Exercise goal
How many lines in the data below contain the word "this"? State only the number.

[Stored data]
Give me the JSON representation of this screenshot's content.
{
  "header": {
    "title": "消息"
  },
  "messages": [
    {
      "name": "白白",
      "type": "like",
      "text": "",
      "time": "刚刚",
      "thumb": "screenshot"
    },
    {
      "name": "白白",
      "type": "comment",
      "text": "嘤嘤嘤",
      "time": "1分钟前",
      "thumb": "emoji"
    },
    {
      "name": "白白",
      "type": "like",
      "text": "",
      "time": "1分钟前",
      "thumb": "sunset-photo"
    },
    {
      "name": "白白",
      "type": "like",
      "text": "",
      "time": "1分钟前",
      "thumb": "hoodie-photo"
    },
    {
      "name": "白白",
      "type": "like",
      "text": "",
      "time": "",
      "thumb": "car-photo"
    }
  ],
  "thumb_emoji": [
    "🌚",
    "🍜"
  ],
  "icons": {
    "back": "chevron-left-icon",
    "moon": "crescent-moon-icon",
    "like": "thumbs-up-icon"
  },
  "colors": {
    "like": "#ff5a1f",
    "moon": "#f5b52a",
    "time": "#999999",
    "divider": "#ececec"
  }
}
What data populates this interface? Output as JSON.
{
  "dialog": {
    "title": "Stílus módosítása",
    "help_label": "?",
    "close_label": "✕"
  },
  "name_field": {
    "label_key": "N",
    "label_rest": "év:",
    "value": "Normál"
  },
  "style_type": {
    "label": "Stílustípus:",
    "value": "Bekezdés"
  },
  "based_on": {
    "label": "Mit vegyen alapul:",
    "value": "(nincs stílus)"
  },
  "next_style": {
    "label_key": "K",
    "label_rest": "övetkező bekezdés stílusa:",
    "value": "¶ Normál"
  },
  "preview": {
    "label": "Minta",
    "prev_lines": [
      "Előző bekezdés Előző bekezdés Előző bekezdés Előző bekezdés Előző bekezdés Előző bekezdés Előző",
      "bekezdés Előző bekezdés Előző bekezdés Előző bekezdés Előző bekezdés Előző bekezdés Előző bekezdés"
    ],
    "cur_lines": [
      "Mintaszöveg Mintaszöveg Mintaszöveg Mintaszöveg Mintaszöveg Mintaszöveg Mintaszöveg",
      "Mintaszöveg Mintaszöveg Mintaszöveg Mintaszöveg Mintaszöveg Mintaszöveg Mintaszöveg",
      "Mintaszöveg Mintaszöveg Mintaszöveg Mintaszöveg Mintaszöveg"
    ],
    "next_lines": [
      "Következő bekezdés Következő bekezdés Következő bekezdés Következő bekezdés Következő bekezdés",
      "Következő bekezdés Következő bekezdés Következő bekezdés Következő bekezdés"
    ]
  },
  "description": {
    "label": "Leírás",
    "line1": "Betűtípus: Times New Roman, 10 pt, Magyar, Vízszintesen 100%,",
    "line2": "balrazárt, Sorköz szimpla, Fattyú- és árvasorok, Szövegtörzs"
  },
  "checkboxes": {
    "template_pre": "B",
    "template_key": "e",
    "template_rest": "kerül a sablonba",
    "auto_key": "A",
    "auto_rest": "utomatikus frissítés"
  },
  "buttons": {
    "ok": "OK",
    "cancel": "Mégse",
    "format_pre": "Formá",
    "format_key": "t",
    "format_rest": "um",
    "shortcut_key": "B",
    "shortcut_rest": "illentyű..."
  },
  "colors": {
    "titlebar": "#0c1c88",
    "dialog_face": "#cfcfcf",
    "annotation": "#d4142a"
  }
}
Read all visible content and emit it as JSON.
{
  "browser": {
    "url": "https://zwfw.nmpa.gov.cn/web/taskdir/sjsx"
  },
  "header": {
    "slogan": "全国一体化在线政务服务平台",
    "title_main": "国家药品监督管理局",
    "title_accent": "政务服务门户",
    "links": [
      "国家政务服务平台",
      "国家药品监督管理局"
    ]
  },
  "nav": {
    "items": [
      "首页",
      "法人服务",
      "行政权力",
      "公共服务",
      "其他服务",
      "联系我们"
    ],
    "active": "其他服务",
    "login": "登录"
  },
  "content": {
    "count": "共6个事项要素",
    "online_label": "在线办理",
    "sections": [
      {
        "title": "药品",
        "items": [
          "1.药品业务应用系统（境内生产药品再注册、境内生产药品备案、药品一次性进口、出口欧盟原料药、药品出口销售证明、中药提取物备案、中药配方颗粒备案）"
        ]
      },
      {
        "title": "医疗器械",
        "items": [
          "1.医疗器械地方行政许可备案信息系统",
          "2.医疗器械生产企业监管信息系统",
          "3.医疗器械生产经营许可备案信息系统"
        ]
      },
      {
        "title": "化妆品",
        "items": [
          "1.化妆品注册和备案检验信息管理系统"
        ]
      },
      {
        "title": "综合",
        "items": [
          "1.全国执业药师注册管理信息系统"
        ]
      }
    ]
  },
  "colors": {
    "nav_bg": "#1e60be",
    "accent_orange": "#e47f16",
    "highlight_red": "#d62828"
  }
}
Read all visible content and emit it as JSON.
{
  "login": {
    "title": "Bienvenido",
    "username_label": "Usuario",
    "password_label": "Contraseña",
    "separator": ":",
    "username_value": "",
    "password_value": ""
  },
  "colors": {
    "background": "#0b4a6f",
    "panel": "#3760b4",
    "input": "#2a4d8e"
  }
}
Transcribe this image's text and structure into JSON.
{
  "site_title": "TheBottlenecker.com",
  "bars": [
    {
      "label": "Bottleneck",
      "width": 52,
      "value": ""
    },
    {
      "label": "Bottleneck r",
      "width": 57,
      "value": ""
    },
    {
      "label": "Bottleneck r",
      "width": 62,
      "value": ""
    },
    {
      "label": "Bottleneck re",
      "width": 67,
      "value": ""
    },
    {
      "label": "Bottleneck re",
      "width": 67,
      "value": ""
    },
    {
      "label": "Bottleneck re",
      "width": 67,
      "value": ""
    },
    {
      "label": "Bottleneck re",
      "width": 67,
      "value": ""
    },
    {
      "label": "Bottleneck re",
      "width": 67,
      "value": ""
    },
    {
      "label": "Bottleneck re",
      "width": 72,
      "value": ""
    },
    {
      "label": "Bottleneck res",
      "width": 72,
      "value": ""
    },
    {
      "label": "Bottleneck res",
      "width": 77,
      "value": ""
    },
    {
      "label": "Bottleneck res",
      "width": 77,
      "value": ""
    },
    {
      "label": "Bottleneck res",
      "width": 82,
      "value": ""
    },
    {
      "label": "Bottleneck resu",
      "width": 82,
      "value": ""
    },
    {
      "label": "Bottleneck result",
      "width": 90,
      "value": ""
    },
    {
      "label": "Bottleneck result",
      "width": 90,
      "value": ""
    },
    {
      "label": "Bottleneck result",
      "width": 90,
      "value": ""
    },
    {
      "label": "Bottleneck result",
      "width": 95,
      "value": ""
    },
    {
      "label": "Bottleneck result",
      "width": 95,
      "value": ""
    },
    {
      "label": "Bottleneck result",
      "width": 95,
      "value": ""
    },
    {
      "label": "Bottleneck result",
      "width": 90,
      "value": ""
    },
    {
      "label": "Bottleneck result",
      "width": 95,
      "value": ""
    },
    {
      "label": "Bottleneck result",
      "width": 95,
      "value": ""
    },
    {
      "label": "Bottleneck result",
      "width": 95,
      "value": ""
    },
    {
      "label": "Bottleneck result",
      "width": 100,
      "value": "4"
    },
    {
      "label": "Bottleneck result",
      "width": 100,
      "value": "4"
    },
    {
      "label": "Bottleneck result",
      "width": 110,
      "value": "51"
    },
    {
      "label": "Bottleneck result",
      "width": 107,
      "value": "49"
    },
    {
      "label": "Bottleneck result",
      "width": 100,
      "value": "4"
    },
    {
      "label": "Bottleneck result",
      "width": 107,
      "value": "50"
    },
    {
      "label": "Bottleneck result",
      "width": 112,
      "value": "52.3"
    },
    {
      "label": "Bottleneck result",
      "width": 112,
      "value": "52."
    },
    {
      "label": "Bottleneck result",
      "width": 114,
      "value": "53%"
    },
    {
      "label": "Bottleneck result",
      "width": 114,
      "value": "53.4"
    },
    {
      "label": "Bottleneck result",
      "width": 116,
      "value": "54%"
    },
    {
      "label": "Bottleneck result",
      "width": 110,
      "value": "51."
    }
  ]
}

Written answer
3